In this year’s report, the CQC note that “The most significant change that we have seen through our regulatory work is the provision of online appointments alongside telephone appointments”. They quote figures from May 2019 that 0.5% of appointments with an NHS GP were delivered online. We expect this to rise exponentially in the next reporting period. We estimate that about 10 million people have access to online general practitioners, through their existing GP surgery or by joining a “digital first” practice. Some of our DHC members Babylon, Care UK, Doctorlink, Livi and Push Doctor have been leading the charge. Through their membership of the DHC they’ve been able to collectively feedback to NHS England’s Digital First Primary Care Policy Consultation to harness the potential of digital providers. Helping reform patient registration, funding and contracting rules to ensure patients have both choice as well as access to integrated care. We also welcome the regulatory sandboxing work CQC are undertaking, encouraging collaboration between providers, innovators and CQC. This looks to make the inspection process more equitable and help it evolve to properly reflect the needs of providers and people who use services.

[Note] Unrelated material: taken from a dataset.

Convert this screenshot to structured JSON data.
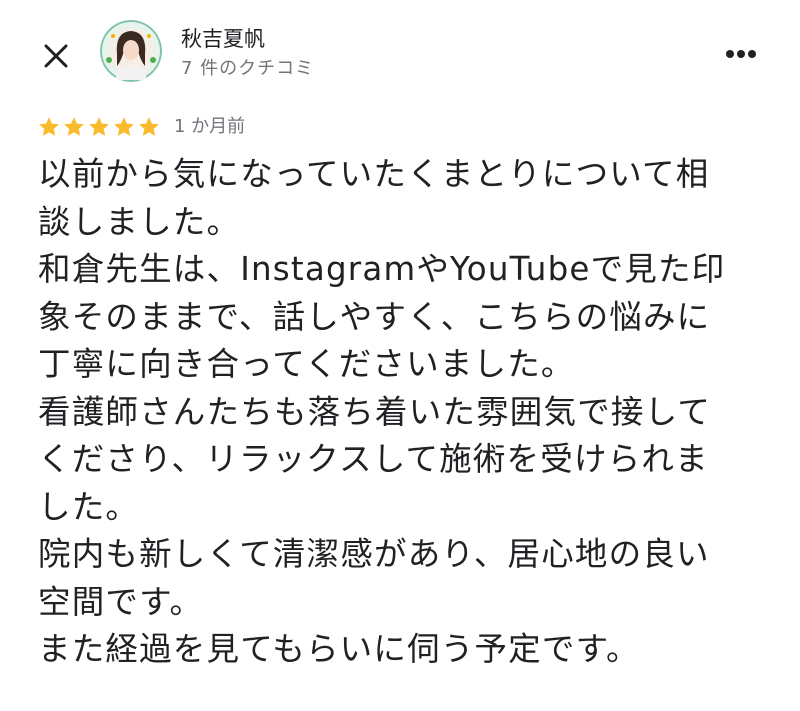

However, online primary care is still perhaps no more than an appendix in the state of care report. As appointments are only at 0.5% one can perhaps understand why, but conversely maybe CQC haven’t quite linked how digital care can be a solution to some of the NHS’s more challenging issues that the report has once again highlighted. For example, one of the report’s leading facts is that one in eight people went to A&E instead of taking the GP appointment offered. This should come as no surprise to anyone in the industry: patients are struggling to access non-urgent care, which ultimately puts pressure onto urgent care services.

The DHC passionately believes that digital care, working hand-in-hand with face-to-face provision, is an increasingly important part of solving access to care. Primary Care Networks (PCNs) are being triumphed by NHS England as the solution to these access problems. The main benefit to people of the PCNs is the choice that is offered to the public, who on average see their GP six times a year. Within the PCN arrangement, appointment one, might be a video consultation for a trivial matter that can be dealt with in quiet space at work, appointment two, for something much more serious might be face to face in the practice, with “your GP” whom you’ve met before and trust for a more personal discussion, appointment three might be face to face for something that can’t be dealt with over video but on a weekend at another practice within the PCN that offers extended hours… and so on. Thus, digital partners will play a key role – alongside and not replacing face to face options – in reducing some of these access variations.

What is absolutely welcome in the state of care report, is the section on using technology to reduce inequality and promote people’s rights. One of the priorities for the DHC in 19/20 will be examining the need to mitigate the risk with benefits of tech – there is a danger of excluding communities of people e.g. foreign language speakers, disabled people and those unable to afford technology. The DHC look forward to working closely in the future with CQC so all who want to can access safe digital services at scale.

If you are interested in finding more about the work we are doing at the DHC and becoming a member, please contact